I knew even then that this was a place set apart from the unseen lands to the north, the alluvial plain to the south, the great waters to the east and far to the west.

It was set apart solely because we dwelt in it.

But we were not alone. I could see them, after a time, even as we left the river and lay upon its banks. I saw them in sidelong glances when I looked at something else: a sunspot caught in the eye, a ripple in the air, a shock of light where there should be only shadow. And so I knew there were other beings, too.

The adam, who studied me, said nothing. We did not know their names.
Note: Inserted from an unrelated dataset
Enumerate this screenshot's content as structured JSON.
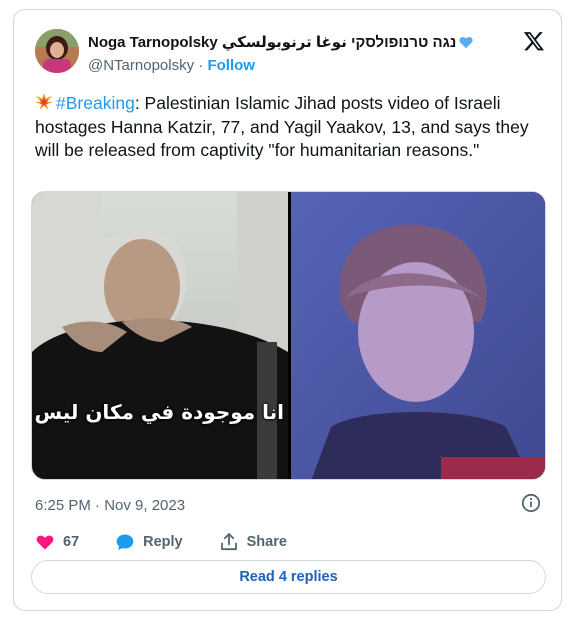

The first voice I heard urging me to wake had not been the man’s. Now I felt the presence of it near me, closer than the air, than even the adam’s arms around me.

I returned the man’s strange amazement, taken by his smooth, dark skin, the narrowness of his hips, his strange sex. He was warmer than I, as though he had absorbed the heat of the sun, and I laid my cheek against his flat breasts and listened to the changeling beat of his heart. My limbs, so fresh to me, grew heavy. As languor overtook me, I retreated from the sight of my lovely, alien world.

Perhaps in closing my eyes, I would return to the place I had been before.

For the first time since waking, I hoped not.

I slept to the familiar thrum of his heart as insects made sounds like sleepy twitches through the waning day.

When I woke, his cheek was resting against the top of my head. Emotion streamed from his heart, though his lips were silent.


I am the treasure mined from the rock, the gem prized from the mount.

He stirred only when I did and released me with great reluctance. By then the sun had moved along the length of our valley. My stomach murmured.

He led me to the orchard and fed me the firm flesh of plums, biting carefully around the pits and feeding the pieces to me until juice ran down our chins and bees came to sample it. He kissed my fingers and hands and laid his cheek against my palms.

That evening we lay in a bower of hyssop and rushes—a bower, I realized, that he must have made it on a day before this one.

A day before I existed.

We observed together the changing sky as it cooled gold and russet and purple, finally anointing the clay earth red.

Taken from me. Flesh of my flesh. At last. I heard the timbre of his voice in my head in my last waking moment. Marvel and wonder were upon his lips as he kissed my closing eyes.

I knew then he would do anything for me.

That night I dreamed of blackness. Black, greater than the depths of the river or the great abyss beneath the lake.

From within that nothingness there came a voice that was not a voice, that was neither sound nor word but volition and command and genesis. And from the voice, a word that was no word but the language of power and genesis and fruition.

There! A mote spark—a light first so small as the tip of a pine needle. It exploded past the periphery of my dreaming vision, obliterating the dark. The heavens were vast in an instant, stretching without cease to the edges of eternity.

I careened past new bodies that tugged me in every direction; even the tiniest particles possessed their own gravity. From each of them came the same concert, that symphony of energy and light.

I came to stand upon the earth. It was a great welter of water, the surface of it ablaze with the refracted light of heavens upon heavens. It shook my every fiber, like a string that is plucked and allowed to resonate forever.

I was galvanized, made anew, thrumming that inaugural sound: the yawning of eternity.

Amidst it all came the unmistakable command: